_Task statement_
Keep the wording of each record exactly the same when you repeat it, and leave out pictures.

Stored data below:

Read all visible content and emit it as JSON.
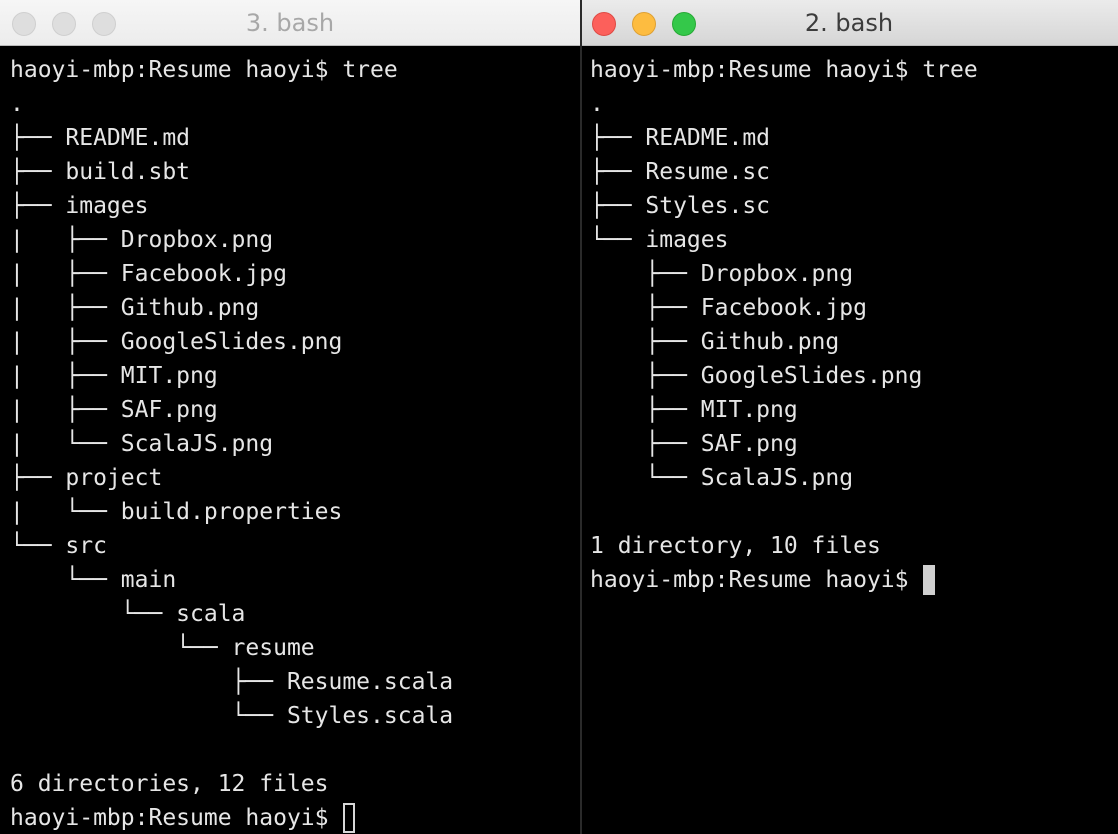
{
  "left_window": {
    "title": "3. bash",
    "lines": [
      "haoyi-mbp:Resume haoyi$ tree",
      ".",
      "├── README.md",
      "├── build.sbt",
      "├── images",
      "|   ├── Dropbox.png",
      "|   ├── Facebook.jpg",
      "|   ├── Github.png",
      "|   ├── GoogleSlides.png",
      "|   ├── MIT.png",
      "|   ├── SAF.png",
      "|   └── ScalaJS.png",
      "├── project",
      "|   └── build.properties",
      "└── src",
      "    └── main",
      "        └── scala",
      "            └── resume",
      "                ├── Resume.scala",
      "                └── Styles.scala",
      "",
      "6 directories, 12 files"
    ],
    "prompt": "haoyi-mbp:Resume haoyi$"
  },
  "right_window": {
    "title": "2. bash",
    "lines": [
      "haoyi-mbp:Resume haoyi$ tree",
      ".",
      "├── README.md",
      "├── Resume.sc",
      "├── Styles.sc",
      "└── images",
      "    ├── Dropbox.png",
      "    ├── Facebook.jpg",
      "    ├── Github.png",
      "    ├── GoogleSlides.png",
      "    ├── MIT.png",
      "    ├── SAF.png",
      "    └── ScalaJS.png",
      "",
      "1 directory, 10 files"
    ],
    "prompt": "haoyi-mbp:Resume haoyi$"
  },
  "colors": {
    "terminal_bg": "#000000",
    "terminal_fg": "#e6e6e6",
    "close": "#fc605b",
    "minimize": "#fdbc40",
    "zoom": "#34c84a"
  }
}
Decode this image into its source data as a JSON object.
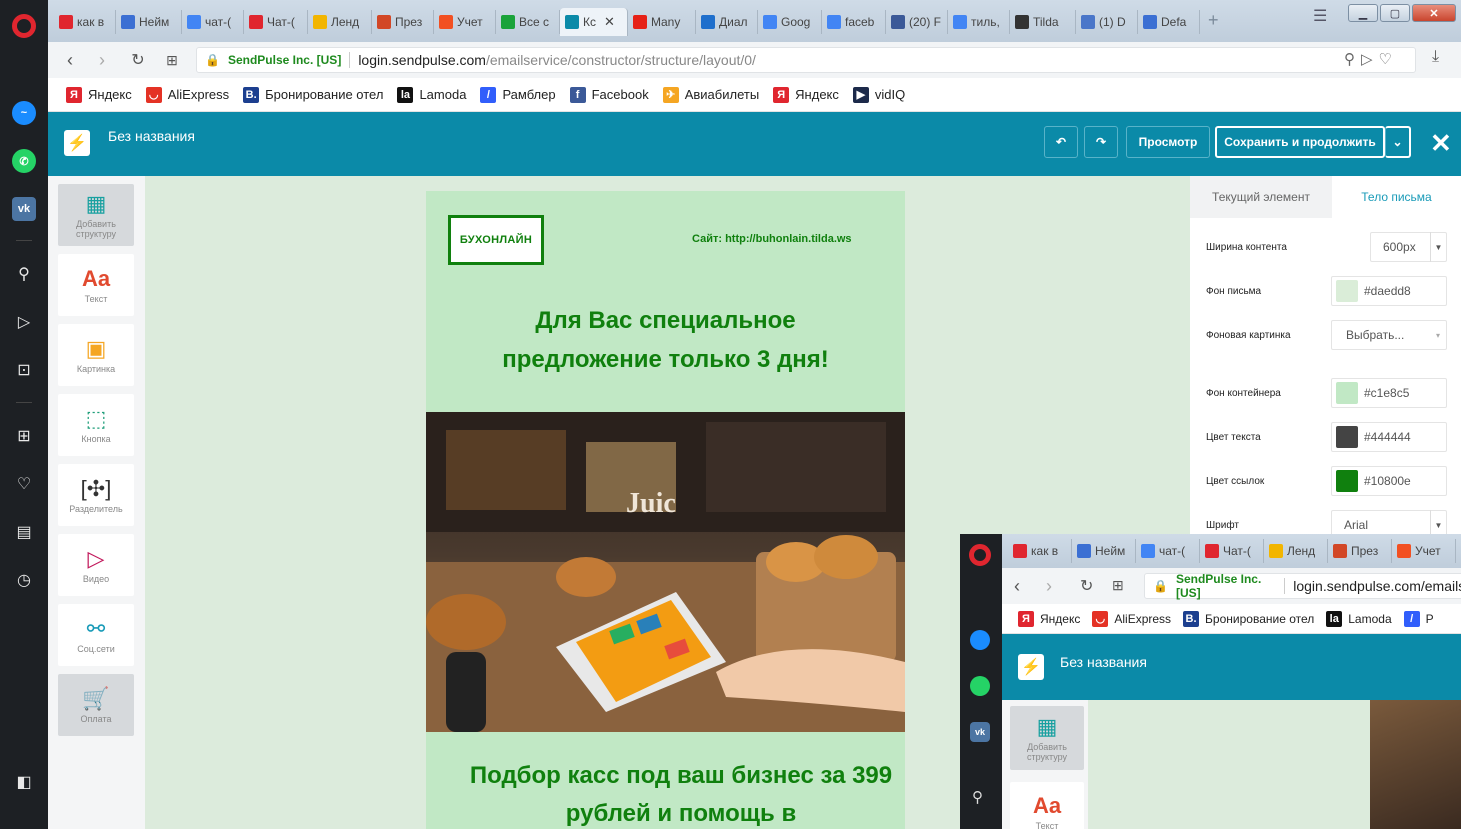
{
  "browser": {
    "tabs": [
      {
        "label": "как в",
        "icon": "yandex-icon",
        "color": "#e0262f"
      },
      {
        "label": "Нейм",
        "icon": "mail-icon",
        "color": "#3b6fd3"
      },
      {
        "label": "чат-(",
        "icon": "google-icon",
        "color": "#4285f4"
      },
      {
        "label": "Чат-(",
        "icon": "opera-icon",
        "color": "#e0262f"
      },
      {
        "label": "Ленд",
        "icon": "bulb-icon",
        "color": "#f2b500"
      },
      {
        "label": "През",
        "icon": "presentation-icon",
        "color": "#d24726"
      },
      {
        "label": "Учет",
        "icon": "grid-icon",
        "color": "#f25022"
      },
      {
        "label": "Все с",
        "icon": "square-icon",
        "color": "#1aa33a"
      },
      {
        "label": "Кс",
        "icon": "sendpulse-icon",
        "color": "#0b8aa8",
        "active": true
      },
      {
        "label": "Many",
        "icon": "youtube-icon",
        "color": "#e62117"
      },
      {
        "label": "Диал",
        "icon": "chat-icon",
        "color": "#1f6fcc"
      },
      {
        "label": "Goog",
        "icon": "translate-icon",
        "color": "#4285f4"
      },
      {
        "label": "faceb",
        "icon": "google-icon",
        "color": "#4285f4"
      },
      {
        "label": "(20) F",
        "icon": "facebook-icon",
        "color": "#3b5998"
      },
      {
        "label": "тиль,",
        "icon": "google-icon",
        "color": "#4285f4"
      },
      {
        "label": "Tilda",
        "icon": "tilda-icon",
        "color": "#333333"
      },
      {
        "label": "(1) D",
        "icon": "person-icon",
        "color": "#4a76c9"
      },
      {
        "label": "Defa",
        "icon": "flower-icon",
        "color": "#3b6fd3"
      }
    ],
    "url": {
      "cert": "SendPulse Inc. [US]",
      "host": "login.sendpulse.com",
      "path": "/emailservice/constructor/structure/layout/0/"
    },
    "bookmarks": [
      {
        "label": "Яндекс",
        "icon": "yandex-icon",
        "color": "#e0262f",
        "glyph": "Я"
      },
      {
        "label": "AliExpress",
        "icon": "aliexpress-icon",
        "color": "#e43225",
        "glyph": "◡"
      },
      {
        "label": "Бронирование отел",
        "icon": "booking-icon",
        "color": "#1c3f8f",
        "glyph": "B."
      },
      {
        "label": "Lamoda",
        "icon": "lamoda-icon",
        "color": "#111111",
        "glyph": "la"
      },
      {
        "label": "Рамблер",
        "icon": "rambler-icon",
        "color": "#315efb",
        "glyph": "/"
      },
      {
        "label": "Facebook",
        "icon": "facebook-icon",
        "color": "#3b5998",
        "glyph": "f"
      },
      {
        "label": "Авиабилеты",
        "icon": "plane-icon",
        "color": "#f5a623",
        "glyph": "✈"
      },
      {
        "label": "Яндекс",
        "icon": "yandex-icon",
        "color": "#e0262f",
        "glyph": "Я"
      },
      {
        "label": "vidIQ",
        "icon": "vidiq-icon",
        "color": "#1c2a4a",
        "glyph": "▶"
      }
    ]
  },
  "app": {
    "title": "Без названия",
    "preview": "Просмотр",
    "save": "Сохранить и продолжить",
    "undo_icon": "↶",
    "redo_icon": "↷",
    "close_icon": "✕"
  },
  "tools": [
    {
      "label": "Добавить структуру",
      "icon": "structure-icon",
      "glyph": "▦",
      "color": "#18a0a0",
      "selected": true
    },
    {
      "label": "Текст",
      "icon": "text-icon",
      "glyph": "Aa",
      "color": "#e14a2f"
    },
    {
      "label": "Картинка",
      "icon": "image-icon",
      "glyph": "▣",
      "color": "#f5a623"
    },
    {
      "label": "Кнопка",
      "icon": "button-icon",
      "glyph": "⬚",
      "color": "#1f9e7a"
    },
    {
      "label": "Разделитель",
      "icon": "divider-icon",
      "glyph": "[✣]",
      "color": "#333333"
    },
    {
      "label": "Видео",
      "icon": "video-icon",
      "glyph": "▷",
      "color": "#c2185b"
    },
    {
      "label": "Соц.сети",
      "icon": "share-icon",
      "glyph": "⚯",
      "color": "#1a9bb8"
    },
    {
      "label": "Оплата",
      "icon": "cart-icon",
      "glyph": "🛒",
      "color": "#f5a623",
      "selected": true
    }
  ],
  "email": {
    "brand": "БУХОНЛАЙН",
    "site": "Сайт: http://buhonlain.tilda.ws",
    "headline": "Для Вас специальное предложение только 3 дня!",
    "subline": "Подбор касс под ваш бизнес за 399 рублей и помощь в"
  },
  "props": {
    "tab_current": "Текущий элемент",
    "tab_body": "Тело письма",
    "fields": [
      {
        "label": "Ширина контента",
        "value": "600px",
        "kind": "select"
      },
      {
        "label": "Фон письма",
        "value": "#daedd8",
        "kind": "color",
        "color": "#daedd8"
      },
      {
        "label": "Фоновая картинка",
        "value": "Выбрать...",
        "kind": "button"
      },
      {
        "label": "Фон контейнера",
        "value": "#c1e8c5",
        "kind": "color",
        "color": "#c1e8c5"
      },
      {
        "label": "Цвет текста",
        "value": "#444444",
        "kind": "color",
        "color": "#444444"
      },
      {
        "label": "Цвет ссылок",
        "value": "#10800e",
        "kind": "color",
        "color": "#10800e"
      },
      {
        "label": "Шрифт",
        "value": "Arial",
        "kind": "select"
      }
    ]
  },
  "overlay": {
    "tabs": [
      "как в",
      "Нейм",
      "чат-(",
      "Чат-(",
      "Ленд",
      "През",
      "Учет"
    ],
    "cert": "SendPulse Inc. [US]",
    "url": "login.sendpulse.com/emailse",
    "bookmarks": [
      "Яндекс",
      "AliExpress",
      "Бронирование отел",
      "Lamoda",
      "Р"
    ],
    "app_title": "Без названия",
    "tool1": "Добавить структуру",
    "tool2_glyph": "Aa",
    "tool2_label": "Текст"
  }
}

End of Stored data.

_Result of this task_
Read all visible content and emit it as JSON.
{
  "left_window": {
    "title": "3. bash",
    "lines": [
      "haoyi-mbp:Resume haoyi$ tree",
      ".",
      "├── README.md",
      "├── build.sbt",
      "├── images",
      "|   ├── Dropbox.png",
      "|   ├── Facebook.jpg",
      "|   ├── Github.png",
      "|   ├── GoogleSlides.png",
      "|   ├── MIT.png",
      "|   ├── SAF.png",
      "|   └── ScalaJS.png",
      "├── project",
      "|   └── build.properties",
      "└── src",
      "    └── main",
      "        └── scala",
      "            └── resume",
      "                ├── Resume.scala",
      "                └── Styles.scala",
      "",
      "6 directories, 12 files"
    ],
    "prompt": "haoyi-mbp:Resume haoyi$"
  },
  "right_window": {
    "title": "2. bash",
    "lines": [
      "haoyi-mbp:Resume haoyi$ tree",
      ".",
      "├── README.md",
      "├── Resume.sc",
      "├── Styles.sc",
      "└── images",
      "    ├── Dropbox.png",
      "    ├── Facebook.jpg",
      "    ├── Github.png",
      "    ├── GoogleSlides.png",
      "    ├── MIT.png",
      "    ├── SAF.png",
      "    └── ScalaJS.png",
      "",
      "1 directory, 10 files"
    ],
    "prompt": "haoyi-mbp:Resume haoyi$"
  },
  "colors": {
    "terminal_bg": "#000000",
    "terminal_fg": "#e6e6e6",
    "close": "#fc605b",
    "minimize": "#fdbc40",
    "zoom": "#34c84a"
  }
}
Decode this image into its source data as a JSON object.
{
  "browser": {
    "tabs": [
      {
        "label": "как в",
        "icon": "yandex-icon",
        "color": "#e0262f"
      },
      {
        "label": "Нейм",
        "icon": "mail-icon",
        "color": "#3b6fd3"
      },
      {
        "label": "чат-(",
        "icon": "google-icon",
        "color": "#4285f4"
      },
      {
        "label": "Чат-(",
        "icon": "opera-icon",
        "color": "#e0262f"
      },
      {
        "label": "Ленд",
        "icon": "bulb-icon",
        "color": "#f2b500"
      },
      {
        "label": "През",
        "icon": "presentation-icon",
        "color": "#d24726"
      },
      {
        "label": "Учет",
        "icon": "grid-icon",
        "color": "#f25022"
      },
      {
        "label": "Все с",
        "icon": "square-icon",
        "color": "#1aa33a"
      },
      {
        "label": "Кс",
        "icon": "sendpulse-icon",
        "color": "#0b8aa8",
        "active": true
      },
      {
        "label": "Many",
        "icon": "youtube-icon",
        "color": "#e62117"
      },
      {
        "label": "Диал",
        "icon": "chat-icon",
        "color": "#1f6fcc"
      },
      {
        "label": "Goog",
        "icon": "translate-icon",
        "color": "#4285f4"
      },
      {
        "label": "faceb",
        "icon": "google-icon",
        "color": "#4285f4"
      },
      {
        "label": "(20) F",
        "icon": "facebook-icon",
        "color": "#3b5998"
      },
      {
        "label": "тиль,",
        "icon": "google-icon",
        "color": "#4285f4"
      },
      {
        "label": "Tilda",
        "icon": "tilda-icon",
        "color": "#333333"
      },
      {
        "label": "(1) D",
        "icon": "person-icon",
        "color": "#4a76c9"
      },
      {
        "label": "Defa",
        "icon": "flower-icon",
        "color": "#3b6fd3"
      }
    ],
    "url": {
      "cert": "SendPulse Inc. [US]",
      "host": "login.sendpulse.com",
      "path": "/emailservice/constructor/structure/layout/0/"
    },
    "bookmarks": [
      {
        "label": "Яндекс",
        "icon": "yandex-icon",
        "color": "#e0262f",
        "glyph": "Я"
      },
      {
        "label": "AliExpress",
        "icon": "aliexpress-icon",
        "color": "#e43225",
        "glyph": "◡"
      },
      {
        "label": "Бронирование отел",
        "icon": "booking-icon",
        "color": "#1c3f8f",
        "glyph": "B."
      },
      {
        "label": "Lamoda",
        "icon": "lamoda-icon",
        "color": "#111111",
        "glyph": "la"
      },
      {
        "label": "Рамблер",
        "icon": "rambler-icon",
        "color": "#315efb",
        "glyph": "/"
      },
      {
        "label": "Facebook",
        "icon": "facebook-icon",
        "color": "#3b5998",
        "glyph": "f"
      },
      {
        "label": "Авиабилеты",
        "icon": "plane-icon",
        "color": "#f5a623",
        "glyph": "✈"
      },
      {
        "label": "Яндекс",
        "icon": "yandex-icon",
        "color": "#e0262f",
        "glyph": "Я"
      },
      {
        "label": "vidIQ",
        "icon": "vidiq-icon",
        "color": "#1c2a4a",
        "glyph": "▶"
      }
    ]
  },
  "app": {
    "title": "Без названия",
    "preview": "Просмотр",
    "save": "Сохранить и продолжить",
    "undo_icon": "↶",
    "redo_icon": "↷",
    "close_icon": "✕"
  },
  "tools": [
    {
      "label": "Добавить структуру",
      "icon": "structure-icon",
      "glyph": "▦",
      "color": "#18a0a0",
      "selected": true
    },
    {
      "label": "Текст",
      "icon": "text-icon",
      "glyph": "Aa",
      "color": "#e14a2f"
    },
    {
      "label": "Картинка",
      "icon": "image-icon",
      "glyph": "▣",
      "color": "#f5a623"
    },
    {
      "label": "Кнопка",
      "icon": "button-icon",
      "glyph": "⬚",
      "color": "#1f9e7a"
    },
    {
      "label": "Разделитель",
      "icon": "divider-icon",
      "glyph": "[✣]",
      "color": "#333333"
    },
    {
      "label": "Видео",
      "icon": "video-icon",
      "glyph": "▷",
      "color": "#c2185b"
    },
    {
      "label": "Соц.сети",
      "icon": "share-icon",
      "glyph": "⚯",
      "color": "#1a9bb8"
    },
    {
      "label": "Оплата",
      "icon": "cart-icon",
      "glyph": "🛒",
      "color": "#f5a623",
      "selected": true
    }
  ],
  "email": {
    "brand": "БУХОНЛАЙН",
    "site": "Сайт: http://buhonlain.tilda.ws",
    "headline": "Для Вас специальное предложение только 3 дня!",
    "subline": "Подбор касс под ваш бизнес за 399 рублей и помощь в"
  },
  "props": {
    "tab_current": "Текущий элемент",
    "tab_body": "Тело письма",
    "fields": [
      {
        "label": "Ширина контента",
        "value": "600px",
        "kind": "select"
      },
      {
        "label": "Фон письма",
        "value": "#daedd8",
        "kind": "color",
        "color": "#daedd8"
      },
      {
        "label": "Фоновая картинка",
        "value": "Выбрать...",
        "kind": "button"
      },
      {
        "label": "Фон контейнера",
        "value": "#c1e8c5",
        "kind": "color",
        "color": "#c1e8c5"
      },
      {
        "label": "Цвет текста",
        "value": "#444444",
        "kind": "color",
        "color": "#444444"
      },
      {
        "label": "Цвет ссылок",
        "value": "#10800e",
        "kind": "color",
        "color": "#10800e"
      },
      {
        "label": "Шрифт",
        "value": "Arial",
        "kind": "select"
      }
    ]
  },
  "overlay": {
    "tabs": [
      "как в",
      "Нейм",
      "чат-(",
      "Чат-(",
      "Ленд",
      "През",
      "Учет"
    ],
    "cert": "SendPulse Inc. [US]",
    "url": "login.sendpulse.com/emailse",
    "bookmarks": [
      "Яндекс",
      "AliExpress",
      "Бронирование отел",
      "Lamoda",
      "Р"
    ],
    "app_title": "Без названия",
    "tool1": "Добавить структуру",
    "tool2_glyph": "Aa",
    "tool2_label": "Текст"
  }
}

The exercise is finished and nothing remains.